Location:
EDUCATION - BOARDS OF; EMINENT DOMAIN;
Scope:
Connecticut laws/regulations; Background;

OLR Research Report


January 18, 2012

 

2012-R-0068

BOARDS OF EDUCATION AND EMINENT DOMAIN

By: Christopher Reinhart, Chief Attorney

Ryan O'Neil, Research Assistant

You asked us to survey Connecticut boards of education about their use of eminent domain for school projects in the last five years. Specifically, you wanted to know whether boards took residential property by eminent domain; whether the property owners contested a board's offer of compensation in court; and, for each court case, whether the court awarded different compensation than the board offered.

The law allows boards of education to take property by eminent domain for school projects (CGS 10-241a). In doing so, the board must seek town approval and follow the eminent domain procedures set out for redevelopment projects (see CGS 8-129 et seq.). According to these procedures, the board must offer a property owner compensation for property taken by eminent domain, the owner can ask a court to review the board's offer of compensation, and the court can order a different amount.

We surveyed the state's 165 boards of education. Within the limited time available to us, we received responses from 59 or 36%. These boards come from most parts of the state but most represent smaller or medium size districts.

For these responding boards, only five reported conducting a project between 2007 and 2011 that required the board to acquire property. The five boards reported a total of six projects during this time period, only three of which required the board to use its eminent domain authority.

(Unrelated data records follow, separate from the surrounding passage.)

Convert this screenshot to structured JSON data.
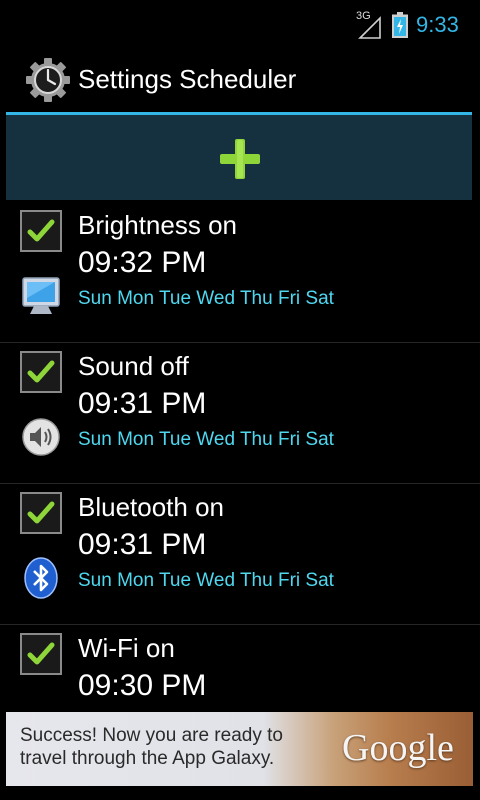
{
  "status_bar": {
    "network": "3G",
    "time": "9:33"
  },
  "app_bar": {
    "title": "Settings Scheduler"
  },
  "add_button": {
    "icon": "plus-icon"
  },
  "schedules": [
    {
      "title": "Brightness on",
      "time": "09:32 PM",
      "days": "Sun Mon Tue Wed Thu Fri Sat",
      "icon": "monitor-icon",
      "enabled": true
    },
    {
      "title": "Sound off",
      "time": "09:31 PM",
      "days": "Sun Mon Tue Wed Thu Fri Sat",
      "icon": "speaker-icon",
      "enabled": true
    },
    {
      "title": "Bluetooth on",
      "time": "09:31 PM",
      "days": "Sun Mon Tue Wed Thu Fri Sat",
      "icon": "bluetooth-icon",
      "enabled": true
    },
    {
      "title": "Wi-Fi on",
      "time": "09:30 PM",
      "days": "",
      "icon": "wifi-icon",
      "enabled": true
    }
  ],
  "ad": {
    "line1": "Success! Now you are ready to",
    "line2": "travel through the App Galaxy.",
    "logo": "Google"
  },
  "colors": {
    "accent": "#33b5e5",
    "days": "#4fd8f0",
    "check": "#8ed53a",
    "add_bar": "#15303f"
  }
}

Waterbury reported taking six private residences by eminent domain, four of the owners contested the compensation for their property, and in all four cases the court awarded the owners the same amount that the board had offered as compensation.

Table 1 displays the survey results for the towns that reported conducting projects that required the board to acquire property in the last five years.

Table 1: Boards Reporting Projects Involving Property Acquisition and Use of Eminent Domain from 2007 to 2011

Board

Number of Projects Requiring Property Acquisition

Number of Projects Requiring Use of Eminent Domain

Number of Private Residences Taken by Eminent Domain

Number of Residential Property Owners who Contested Compensation in Court

Outcome of Court Action by Residence Owner

Regional School District 7 (Barkhamsted, Colebrook, New Hartford, Norfolk)

1

1*

0

0

N/A

Regional School District 16 (Beacon Falls, Prospect)

1

0

0

0

N/A

Thomaston

1

0

0

0

N/A

Waterbury

2

2

6

4

Court awarded same amount as board offered in all four cases

Windham

1

0

0

0

N/A

* Board took farm property by eminent domain, the owner contested compensation in court, and the court awarded less than the board's offer of compensation.

Table 2 lists the 54 boards of education that responded to our survey and reported no projects requiring property acquisition, by eminent domain or otherwise, from 2007 to 2011.

Table 2: Boards of Education Reporting No Projects Requiring Property Acquisition from 2007 to 2011

Ansonia

Ledyard

Regional School District 12 (Bridgewater, Roxbury, Washington)

Barkhamsted

Litchfield

Regional School District 13 (Durham, Middlefield)

Berlin

Madison

Regional School District 19 (Ashford, Mansfield, Willington)

Bethany

Manchester

Scotland

Bethel

Mansfield

Seymour

Cheshire

Middletown

Sherman

Colchester

Milford

Simsbury

Darien

Montville

Stafford

East Haddam

New Fairfield

Tolland

East Hartford

New London

Torrington

East Lyme

Newtown

Trumbull

Eastford

Norfolk

Voluntown

Enfield

North Branford

Waterford

Fairfield

North Stonington

West Hartford

Farmington

Norwich

Westbrook

Granby

Putnam

Willington

Greenwich

Regional School District 8 (Andover, Hebron, Marlborough)

Wilton

Groton

Regional School District 10 (Burlington, Harwinton)

Wolcott

CR:ro